**Collected data**
=====
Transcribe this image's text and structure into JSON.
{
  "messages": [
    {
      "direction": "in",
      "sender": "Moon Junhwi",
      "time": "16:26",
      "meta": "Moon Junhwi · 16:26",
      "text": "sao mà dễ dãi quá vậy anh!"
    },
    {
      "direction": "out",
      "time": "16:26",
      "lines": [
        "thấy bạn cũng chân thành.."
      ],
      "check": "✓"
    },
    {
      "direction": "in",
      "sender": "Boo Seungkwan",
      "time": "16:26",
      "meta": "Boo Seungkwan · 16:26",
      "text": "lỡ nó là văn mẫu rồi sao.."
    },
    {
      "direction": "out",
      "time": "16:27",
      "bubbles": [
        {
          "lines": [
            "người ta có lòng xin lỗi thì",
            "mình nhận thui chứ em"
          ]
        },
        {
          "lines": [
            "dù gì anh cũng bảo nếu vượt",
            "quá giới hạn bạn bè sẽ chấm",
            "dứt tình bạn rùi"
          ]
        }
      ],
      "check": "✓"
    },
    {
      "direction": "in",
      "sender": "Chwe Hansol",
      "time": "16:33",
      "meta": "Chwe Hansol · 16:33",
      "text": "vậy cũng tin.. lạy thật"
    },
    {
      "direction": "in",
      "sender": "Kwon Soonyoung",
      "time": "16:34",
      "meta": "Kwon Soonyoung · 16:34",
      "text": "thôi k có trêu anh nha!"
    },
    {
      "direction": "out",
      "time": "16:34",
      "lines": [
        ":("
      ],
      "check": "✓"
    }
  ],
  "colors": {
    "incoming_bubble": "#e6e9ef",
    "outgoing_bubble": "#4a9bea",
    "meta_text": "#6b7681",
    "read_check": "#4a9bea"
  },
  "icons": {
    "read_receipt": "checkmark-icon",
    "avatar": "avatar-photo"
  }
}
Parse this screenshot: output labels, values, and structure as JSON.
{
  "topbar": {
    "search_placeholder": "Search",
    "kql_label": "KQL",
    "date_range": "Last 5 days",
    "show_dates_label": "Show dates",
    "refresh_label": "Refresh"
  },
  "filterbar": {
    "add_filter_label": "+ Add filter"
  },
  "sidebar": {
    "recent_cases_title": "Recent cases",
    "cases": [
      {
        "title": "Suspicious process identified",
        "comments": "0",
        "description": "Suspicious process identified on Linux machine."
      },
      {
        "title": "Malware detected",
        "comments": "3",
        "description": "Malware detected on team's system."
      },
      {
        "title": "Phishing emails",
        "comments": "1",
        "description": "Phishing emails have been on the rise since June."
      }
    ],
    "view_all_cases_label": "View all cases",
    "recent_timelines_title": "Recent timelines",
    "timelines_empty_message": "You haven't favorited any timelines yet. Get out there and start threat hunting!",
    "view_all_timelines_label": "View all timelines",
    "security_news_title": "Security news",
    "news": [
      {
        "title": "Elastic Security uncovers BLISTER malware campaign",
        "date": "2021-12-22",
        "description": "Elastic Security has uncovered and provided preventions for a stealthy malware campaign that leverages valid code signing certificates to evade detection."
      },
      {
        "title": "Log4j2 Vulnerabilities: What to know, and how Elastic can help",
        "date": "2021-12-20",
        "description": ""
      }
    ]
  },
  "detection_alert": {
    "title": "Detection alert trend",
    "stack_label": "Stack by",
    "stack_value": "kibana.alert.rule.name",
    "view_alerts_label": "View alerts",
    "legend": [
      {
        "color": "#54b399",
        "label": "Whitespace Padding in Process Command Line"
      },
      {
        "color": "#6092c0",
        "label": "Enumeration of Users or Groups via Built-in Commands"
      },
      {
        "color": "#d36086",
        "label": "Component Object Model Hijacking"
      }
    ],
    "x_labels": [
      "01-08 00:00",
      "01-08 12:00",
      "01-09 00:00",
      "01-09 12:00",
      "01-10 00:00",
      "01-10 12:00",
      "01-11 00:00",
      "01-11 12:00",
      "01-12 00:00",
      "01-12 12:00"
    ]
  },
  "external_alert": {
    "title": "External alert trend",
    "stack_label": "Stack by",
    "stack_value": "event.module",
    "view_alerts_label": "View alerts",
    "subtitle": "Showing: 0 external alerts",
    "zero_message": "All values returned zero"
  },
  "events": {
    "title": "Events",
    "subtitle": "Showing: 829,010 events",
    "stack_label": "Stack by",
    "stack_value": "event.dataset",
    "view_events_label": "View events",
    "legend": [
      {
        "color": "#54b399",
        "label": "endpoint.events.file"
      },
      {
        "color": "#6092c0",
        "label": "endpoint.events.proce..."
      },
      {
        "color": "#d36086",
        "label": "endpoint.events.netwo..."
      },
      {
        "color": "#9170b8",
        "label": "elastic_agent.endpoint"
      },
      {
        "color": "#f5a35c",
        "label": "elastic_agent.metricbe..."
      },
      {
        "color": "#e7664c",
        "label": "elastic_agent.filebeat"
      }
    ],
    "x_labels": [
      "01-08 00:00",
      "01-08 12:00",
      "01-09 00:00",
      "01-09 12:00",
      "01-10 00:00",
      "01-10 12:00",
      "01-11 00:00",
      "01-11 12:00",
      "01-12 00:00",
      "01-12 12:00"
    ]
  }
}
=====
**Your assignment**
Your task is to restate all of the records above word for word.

**Response to the task**
Transcribe this image's text and structure into JSON.
{
  "messages": [
    {
      "direction": "in",
      "sender": "Moon Junhwi",
      "time": "16:26",
      "meta": "Moon Junhwi · 16:26",
      "text": "sao mà dễ dãi quá vậy anh!"
    },
    {
      "direction": "out",
      "time": "16:26",
      "lines": [
        "thấy bạn cũng chân thành.."
      ],
      "check": "✓"
    },
    {
      "direction": "in",
      "sender": "Boo Seungkwan",
      "time": "16:26",
      "meta": "Boo Seungkwan · 16:26",
      "text": "lỡ nó là văn mẫu rồi sao.."
    },
    {
      "direction": "out",
      "time": "16:27",
      "bubbles": [
        {
          "lines": [
            "người ta có lòng xin lỗi thì",
            "mình nhận thui chứ em"
          ]
        },
        {
          "lines": [
            "dù gì anh cũng bảo nếu vượt",
            "quá giới hạn bạn bè sẽ chấm",
            "dứt tình bạn rùi"
          ]
        }
      ],
      "check": "✓"
    },
    {
      "direction": "in",
      "sender": "Chwe Hansol",
      "time": "16:33",
      "meta": "Chwe Hansol · 16:33",
      "text": "vậy cũng tin.. lạy thật"
    },
    {
      "direction": "in",
      "sender": "Kwon Soonyoung",
      "time": "16:34",
      "meta": "Kwon Soonyoung · 16:34",
      "text": "thôi k có trêu anh nha!"
    },
    {
      "direction": "out",
      "time": "16:34",
      "lines": [
        ":("
      ],
      "check": "✓"
    }
  ],
  "colors": {
    "incoming_bubble": "#e6e9ef",
    "outgoing_bubble": "#4a9bea",
    "meta_text": "#6b7681",
    "read_check": "#4a9bea"
  },
  "icons": {
    "read_receipt": "checkmark-icon",
    "avatar": "avatar-photo"
  }
}
Parse this screenshot: output labels, values, and structure as JSON.
{
  "topbar": {
    "search_placeholder": "Search",
    "kql_label": "KQL",
    "date_range": "Last 5 days",
    "show_dates_label": "Show dates",
    "refresh_label": "Refresh"
  },
  "filterbar": {
    "add_filter_label": "+ Add filter"
  },
  "sidebar": {
    "recent_cases_title": "Recent cases",
    "cases": [
      {
        "title": "Suspicious process identified",
        "comments": "0",
        "description": "Suspicious process identified on Linux machine."
      },
      {
        "title": "Malware detected",
        "comments": "3",
        "description": "Malware detected on team's system."
      },
      {
        "title": "Phishing emails",
        "comments": "1",
        "description": "Phishing emails have been on the rise since June."
      }
    ],
    "view_all_cases_label": "View all cases",
    "recent_timelines_title": "Recent timelines",
    "timelines_empty_message": "You haven't favorited any timelines yet. Get out there and start threat hunting!",
    "view_all_timelines_label": "View all timelines",
    "security_news_title": "Security news",
    "news": [
      {
        "title": "Elastic Security uncovers BLISTER malware campaign",
        "date": "2021-12-22",
        "description": "Elastic Security has uncovered and provided preventions for a stealthy malware campaign that leverages valid code signing certificates to evade detection."
      },
      {
        "title": "Log4j2 Vulnerabilities: What to know, and how Elastic can help",
        "date": "2021-12-20",
        "description": ""
      }
    ]
  },
  "detection_alert": {
    "title": "Detection alert trend",
    "stack_label": "Stack by",
    "stack_value": "kibana.alert.rule.name",
    "view_alerts_label": "View alerts",
    "legend": [
      {
        "color": "#54b399",
        "label": "Whitespace Padding in Process Command Line"
      },
      {
        "color": "#6092c0",
        "label": "Enumeration of Users or Groups via Built-in Commands"
      },
      {
        "color": "#d36086",
        "label": "Component Object Model Hijacking"
      }
    ],
    "x_labels": [
      "01-08 00:00",
      "01-08 12:00",
      "01-09 00:00",
      "01-09 12:00",
      "01-10 00:00",
      "01-10 12:00",
      "01-11 00:00",
      "01-11 12:00",
      "01-12 00:00",
      "01-12 12:00"
    ]
  },
  "external_alert": {
    "title": "External alert trend",
    "stack_label": "Stack by",
    "stack_value": "event.module",
    "view_alerts_label": "View alerts",
    "subtitle": "Showing: 0 external alerts",
    "zero_message": "All values returned zero"
  },
  "events": {
    "title": "Events",
    "subtitle": "Showing: 829,010 events",
    "stack_label": "Stack by",
    "stack_value": "event.dataset",
    "view_events_label": "View events",
    "legend": [
      {
        "color": "#54b399",
        "label": "endpoint.events.file"
      },
      {
        "color": "#6092c0",
        "label": "endpoint.events.proce..."
      },
      {
        "color": "#d36086",
        "label": "endpoint.events.netwo..."
      },
      {
        "color": "#9170b8",
        "label": "elastic_agent.endpoint"
      },
      {
        "color": "#f5a35c",
        "label": "elastic_agent.metricbe..."
      },
      {
        "color": "#e7664c",
        "label": "elastic_agent.filebeat"
      }
    ],
    "x_labels": [
      "01-08 00:00",
      "01-08 12:00",
      "01-09 00:00",
      "01-09 12:00",
      "01-10 00:00",
      "01-10 12:00",
      "01-11 00:00",
      "01-11 12:00",
      "01-12 00:00",
      "01-12 12:00"
    ]
  }
}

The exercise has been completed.